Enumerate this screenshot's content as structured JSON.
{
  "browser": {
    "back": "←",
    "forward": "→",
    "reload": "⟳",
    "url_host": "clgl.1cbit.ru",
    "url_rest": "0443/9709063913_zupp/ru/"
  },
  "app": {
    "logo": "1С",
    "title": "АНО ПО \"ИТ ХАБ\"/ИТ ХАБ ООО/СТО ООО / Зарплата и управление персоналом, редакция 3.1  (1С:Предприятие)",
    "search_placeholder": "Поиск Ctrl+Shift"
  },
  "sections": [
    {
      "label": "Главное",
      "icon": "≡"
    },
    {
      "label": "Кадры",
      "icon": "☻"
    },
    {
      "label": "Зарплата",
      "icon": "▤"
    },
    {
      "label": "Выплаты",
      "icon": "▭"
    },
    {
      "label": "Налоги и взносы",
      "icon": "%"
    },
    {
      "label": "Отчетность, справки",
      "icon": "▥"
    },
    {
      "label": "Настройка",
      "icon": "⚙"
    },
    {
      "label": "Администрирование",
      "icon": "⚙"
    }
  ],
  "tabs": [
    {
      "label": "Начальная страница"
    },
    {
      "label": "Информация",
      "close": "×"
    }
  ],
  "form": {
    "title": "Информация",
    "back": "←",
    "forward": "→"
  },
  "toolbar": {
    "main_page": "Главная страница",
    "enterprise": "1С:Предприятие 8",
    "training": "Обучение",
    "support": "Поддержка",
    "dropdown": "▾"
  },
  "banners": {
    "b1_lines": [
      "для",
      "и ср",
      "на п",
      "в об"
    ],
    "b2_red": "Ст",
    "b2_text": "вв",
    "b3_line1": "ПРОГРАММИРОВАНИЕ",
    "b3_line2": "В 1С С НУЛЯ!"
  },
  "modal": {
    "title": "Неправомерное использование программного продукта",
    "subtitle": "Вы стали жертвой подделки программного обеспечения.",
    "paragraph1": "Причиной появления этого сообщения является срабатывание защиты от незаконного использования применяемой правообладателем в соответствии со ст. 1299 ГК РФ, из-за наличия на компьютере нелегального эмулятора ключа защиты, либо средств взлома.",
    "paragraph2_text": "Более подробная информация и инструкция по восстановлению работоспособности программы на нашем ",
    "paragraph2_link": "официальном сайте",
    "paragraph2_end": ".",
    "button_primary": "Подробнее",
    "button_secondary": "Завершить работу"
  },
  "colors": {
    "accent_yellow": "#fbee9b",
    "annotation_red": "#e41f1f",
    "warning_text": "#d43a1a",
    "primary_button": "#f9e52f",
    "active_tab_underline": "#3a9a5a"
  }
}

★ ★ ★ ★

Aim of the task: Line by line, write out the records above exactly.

Output below:
Enumerate this screenshot's content as structured JSON.
{
  "browser": {
    "back": "←",
    "forward": "→",
    "reload": "⟳",
    "url_host": "clgl.1cbit.ru",
    "url_rest": "0443/9709063913_zupp/ru/"
  },
  "app": {
    "logo": "1С",
    "title": "АНО ПО \"ИТ ХАБ\"/ИТ ХАБ ООО/СТО ООО / Зарплата и управление персоналом, редакция 3.1  (1С:Предприятие)",
    "search_placeholder": "Поиск Ctrl+Shift"
  },
  "sections": [
    {
      "label": "Главное",
      "icon": "≡"
    },
    {
      "label": "Кадры",
      "icon": "☻"
    },
    {
      "label": "Зарплата",
      "icon": "▤"
    },
    {
      "label": "Выплаты",
      "icon": "▭"
    },
    {
      "label": "Налоги и взносы",
      "icon": "%"
    },
    {
      "label": "Отчетность, справки",
      "icon": "▥"
    },
    {
      "label": "Настройка",
      "icon": "⚙"
    },
    {
      "label": "Администрирование",
      "icon": "⚙"
    }
  ],
  "tabs": [
    {
      "label": "Начальная страница"
    },
    {
      "label": "Информация",
      "close": "×"
    }
  ],
  "form": {
    "title": "Информация",
    "back": "←",
    "forward": "→"
  },
  "toolbar": {
    "main_page": "Главная страница",
    "enterprise": "1С:Предприятие 8",
    "training": "Обучение",
    "support": "Поддержка",
    "dropdown": "▾"
  },
  "banners": {
    "b1_lines": [
      "для",
      "и ср",
      "на п",
      "в об"
    ],
    "b2_red": "Ст",
    "b2_text": "вв",
    "b3_line1": "ПРОГРАММИРОВАНИЕ",
    "b3_line2": "В 1С С НУЛЯ!"
  },
  "modal": {
    "title": "Неправомерное использование программного продукта",
    "subtitle": "Вы стали жертвой подделки программного обеспечения.",
    "paragraph1": "Причиной появления этого сообщения является срабатывание защиты от незаконного использования применяемой правообладателем в соответствии со ст. 1299 ГК РФ, из-за наличия на компьютере нелегального эмулятора ключа защиты, либо средств взлома.",
    "paragraph2_text": "Более подробная информация и инструкция по восстановлению работоспособности программы на нашем ",
    "paragraph2_link": "официальном сайте",
    "paragraph2_end": ".",
    "button_primary": "Подробнее",
    "button_secondary": "Завершить работу"
  },
  "colors": {
    "accent_yellow": "#fbee9b",
    "annotation_red": "#e41f1f",
    "warning_text": "#d43a1a",
    "primary_button": "#f9e52f",
    "active_tab_underline": "#3a9a5a"
  }
}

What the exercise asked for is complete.